Issue: Whether there are valid legal reasons for omitting reference to potential claims from an estate tax return?

Area of Law: Government Claims, Real Estate Law, Tax Law
Keywords: Valid claim of estate; Inverse condemnation; Omitting reference to potential claims
Jurisdiction: Federal, Minnesota
Cited Cases: 317 N.W.2d 352; 607 N.W.2d 168
Cited Statutes: Minn. Const. art. 1, § 13; Minnesota Practice Series, Real Estate Law, § 10.35
Date: 07/01/2005

One element of this issue is whether an Estate has a valid claim against governmental authorities for violation of the constitutional requirement that just compensation be paid for “takings” from private property owners. 

See Minn. Const. art. 1, § 13; City of Mankato v. Hilgers, 313 N.W.2d 610, 613 (Minn. 1981); McShane v. City of Faribault, 292 N.W.2d 253, 258-59 (Minn. 1980); Alevizos v. Metro.
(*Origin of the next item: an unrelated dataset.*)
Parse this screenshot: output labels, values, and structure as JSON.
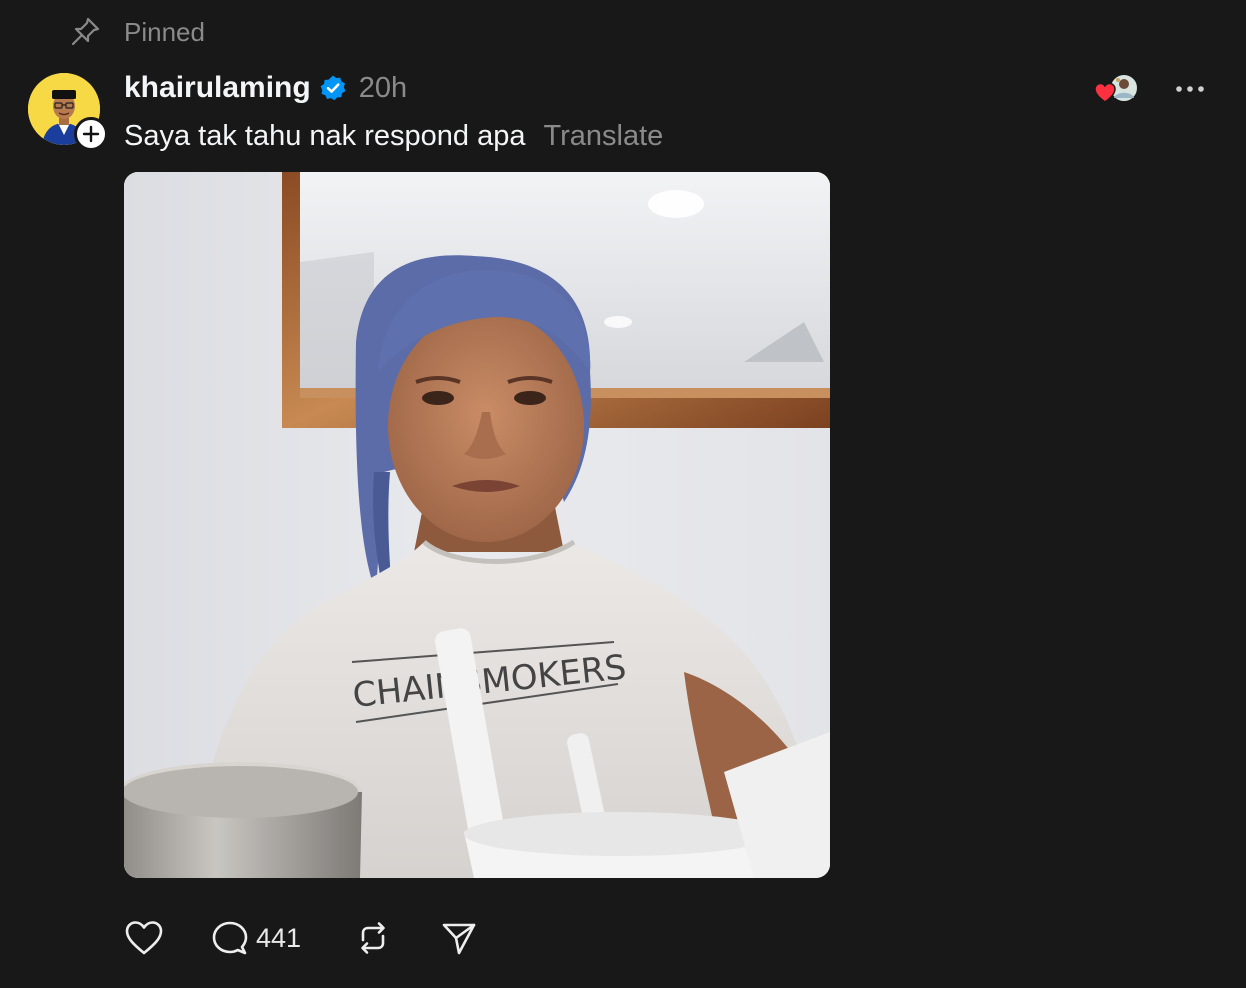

Airports Comm’n, 216 N.W.2d 651, 665 (Minn. 1974) (Alevizos I).  (Although the federal Constitution also prohibits uncompensated takings, the Minnesota constitutional provision is considered more favorable from the property owner’s perspective, and thus research focused almost entirely on Minnesota law.  See Comment, 7 Wm. Mitchell L. Rev. 781, 787 (1981)).

“Inverse condemnation” is “a cause of action against a governmental defendant to recover the value of property which has been taken in fact by the governmental defendant, even though no formal exercise of the power of eminent domain has been attempted by the taking agency.”  Johnson v. City of Minneapolis, 667 N.W.2d 109, 111 n.1 (Minn. 2003) (quoting Alevizos I, 216 N.W.2d at 657).  At least three separate, though related, inverse condemnation claims may be suggested.  First, both Hilgers and Alevizos I recognize that a property owner may have an inverse condemnation claim against a governmental airport authority by reason of airport operations, particularly overflights, in close proximity to the private property.  Alevizos I held that airplane noise and pollution may rise to the level of a “taking.”  216 N.W.2d at 661-62.  […]

Subscribe to Litigation Pathfinder

To get the full-text of this Legal Memorandum ... and more!

(Month-to-month and annual subscriptions available)